Great Grog Again
Last night, though tired out after a busy day that included helping our neighbour to rebuild the fence along our boundary, I headed into Edinburgh for the third Poetry at the Great Grog event.
Elizabeth Gold kicked off. The work she read jumped off from anecdotes, snatches of overheard conversation and tabloid headlines, but took us to unexpected places. She had a cat poem, but please do not run for cover: it was a poem inspired by seeing a cat posing for a portrait of a dog (where else but Hollywood?), written very wittily in the voice of the cat. Really, it was about celebrity, dreams and reality.
Second up was fellow HappenStancer, Margaret Christie. Margaret’s wonderfully quirky and individual work is laden with musical references and metaphors and often shifts from serious to hilarious and back again without missing a beat. The poem that impressed itself on me the most was her “Eurydice on Skye”, a take on the Orpheus myth from Eurydice’s point of view and a sharp observation of the relationship tensions that can arise on a lengthy walk!
Joy Hendry of Chapman fame followed Margaret. Joy is rarely to be heard reading her own work — I think I’ve heard her only once before, at some Scottish Poetry Library event or other — and, indeed, the editor’s passion that obviously drives her led her to read not only her own work but a few poems from this book. However, it’s her work and performance I want to talk about. Joy has suffered very ill health over the past several years, so it was great to see her looking vibrant and well. She treated us to a lively and varied set of poems in Scots and English, including a Scots translation of the quartet “In a contemplative fashion” from Gilbert and Sullivan’s The Gondoliers and a memorable defence of women priests in the Episcopal church.
The last and main reader of the evening was Tom Pow. More than anyone else, Tom had to contend with the music and noise from the bar area — not a problem on previous Great Grog evenings — but he made a great job of it, reading mostly from his new Salt collection, Dear Alice–Narratives of Madness. The book is based on case notes from the 19th century Crichton lunatic asylum near Dumfries; it looks an interesting read. The asylum is now the university campus where Tom teaches; he quipped that the only problem encountered in converting a lunatic asylum into a university was the lack of parking. (One of the New Voices events I did for the SPL took place there; there’s a report here.)
All in all, it was another fine night at the Great Grog, a unique combination of voices I don’t think we’d have heard anywhere else.
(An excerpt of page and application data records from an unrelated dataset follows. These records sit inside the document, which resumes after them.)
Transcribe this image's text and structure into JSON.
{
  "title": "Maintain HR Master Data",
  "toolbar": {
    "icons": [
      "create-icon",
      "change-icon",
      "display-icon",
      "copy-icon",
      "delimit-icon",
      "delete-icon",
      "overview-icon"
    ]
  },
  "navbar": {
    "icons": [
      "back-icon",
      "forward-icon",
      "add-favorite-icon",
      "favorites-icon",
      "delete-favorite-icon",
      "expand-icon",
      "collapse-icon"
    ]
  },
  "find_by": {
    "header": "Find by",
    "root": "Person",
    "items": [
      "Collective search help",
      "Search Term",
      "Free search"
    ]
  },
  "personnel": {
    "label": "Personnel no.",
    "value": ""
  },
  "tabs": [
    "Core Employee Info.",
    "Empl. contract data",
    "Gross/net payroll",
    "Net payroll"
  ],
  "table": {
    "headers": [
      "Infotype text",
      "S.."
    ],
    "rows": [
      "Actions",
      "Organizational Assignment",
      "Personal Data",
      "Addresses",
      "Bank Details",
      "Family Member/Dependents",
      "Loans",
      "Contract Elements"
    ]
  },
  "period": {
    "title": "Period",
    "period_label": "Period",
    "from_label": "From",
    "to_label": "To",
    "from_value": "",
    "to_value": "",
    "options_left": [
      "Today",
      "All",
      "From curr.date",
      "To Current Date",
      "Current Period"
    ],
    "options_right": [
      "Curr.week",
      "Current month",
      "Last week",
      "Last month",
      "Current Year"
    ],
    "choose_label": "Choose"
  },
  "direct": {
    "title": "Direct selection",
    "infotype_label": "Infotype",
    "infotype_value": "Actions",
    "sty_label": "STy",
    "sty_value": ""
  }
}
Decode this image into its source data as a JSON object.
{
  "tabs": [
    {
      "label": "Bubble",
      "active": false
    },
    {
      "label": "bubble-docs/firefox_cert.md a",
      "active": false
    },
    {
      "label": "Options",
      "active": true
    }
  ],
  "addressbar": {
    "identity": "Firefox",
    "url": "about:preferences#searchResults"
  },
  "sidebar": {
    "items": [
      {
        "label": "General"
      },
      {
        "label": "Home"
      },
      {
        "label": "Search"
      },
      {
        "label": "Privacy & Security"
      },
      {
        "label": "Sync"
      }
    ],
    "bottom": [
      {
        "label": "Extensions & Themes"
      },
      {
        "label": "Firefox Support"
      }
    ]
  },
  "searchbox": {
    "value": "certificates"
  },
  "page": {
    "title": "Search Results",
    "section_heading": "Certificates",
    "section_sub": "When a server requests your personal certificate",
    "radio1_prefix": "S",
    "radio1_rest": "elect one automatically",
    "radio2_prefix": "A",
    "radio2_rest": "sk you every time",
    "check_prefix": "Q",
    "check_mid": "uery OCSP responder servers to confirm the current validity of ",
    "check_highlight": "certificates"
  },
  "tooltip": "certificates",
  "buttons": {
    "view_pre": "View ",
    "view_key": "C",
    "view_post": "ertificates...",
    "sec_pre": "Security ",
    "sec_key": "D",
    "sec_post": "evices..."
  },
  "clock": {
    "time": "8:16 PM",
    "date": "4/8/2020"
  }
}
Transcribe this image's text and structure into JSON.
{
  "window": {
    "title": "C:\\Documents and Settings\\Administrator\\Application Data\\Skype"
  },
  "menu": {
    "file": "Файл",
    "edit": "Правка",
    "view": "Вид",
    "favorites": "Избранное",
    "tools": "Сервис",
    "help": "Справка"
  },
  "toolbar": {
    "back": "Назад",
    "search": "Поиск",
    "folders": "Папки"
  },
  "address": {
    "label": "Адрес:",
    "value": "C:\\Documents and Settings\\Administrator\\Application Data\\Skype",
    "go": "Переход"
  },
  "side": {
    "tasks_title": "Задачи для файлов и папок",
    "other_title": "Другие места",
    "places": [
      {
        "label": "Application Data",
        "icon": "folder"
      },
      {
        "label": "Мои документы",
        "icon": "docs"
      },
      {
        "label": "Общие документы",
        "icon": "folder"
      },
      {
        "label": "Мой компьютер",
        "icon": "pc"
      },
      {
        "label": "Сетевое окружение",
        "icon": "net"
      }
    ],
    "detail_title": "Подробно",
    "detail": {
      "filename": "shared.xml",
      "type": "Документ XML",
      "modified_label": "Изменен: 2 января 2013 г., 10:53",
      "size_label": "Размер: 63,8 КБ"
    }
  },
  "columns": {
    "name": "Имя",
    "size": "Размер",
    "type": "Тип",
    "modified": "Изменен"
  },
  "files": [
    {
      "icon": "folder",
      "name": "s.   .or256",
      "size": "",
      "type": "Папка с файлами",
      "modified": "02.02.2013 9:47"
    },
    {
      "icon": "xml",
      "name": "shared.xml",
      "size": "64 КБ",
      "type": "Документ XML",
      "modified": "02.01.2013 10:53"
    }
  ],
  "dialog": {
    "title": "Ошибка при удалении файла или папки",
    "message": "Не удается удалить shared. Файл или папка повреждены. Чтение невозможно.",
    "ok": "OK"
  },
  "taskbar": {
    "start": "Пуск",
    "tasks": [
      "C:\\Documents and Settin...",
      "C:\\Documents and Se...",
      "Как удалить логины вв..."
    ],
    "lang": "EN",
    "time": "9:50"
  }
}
The audience was a healthier size than in February, perhaps partly because the weather was better, but maybe also because the events are establishing themselves. I spent most of the breaks chatting to artist and pamphlet poet Dorothy Lawrenson, who was along for the first time, as well as to Rob himself, and ended up getting a lift home from Sally Evans. Rob has done an incredible job in sustaining the momentum across the three events so far, and June’s gig — with Kapka Kassabova, Mike Stocks, Eleanor Livingstone and Jim Carruth — looks to continue the quality and distinctive mix.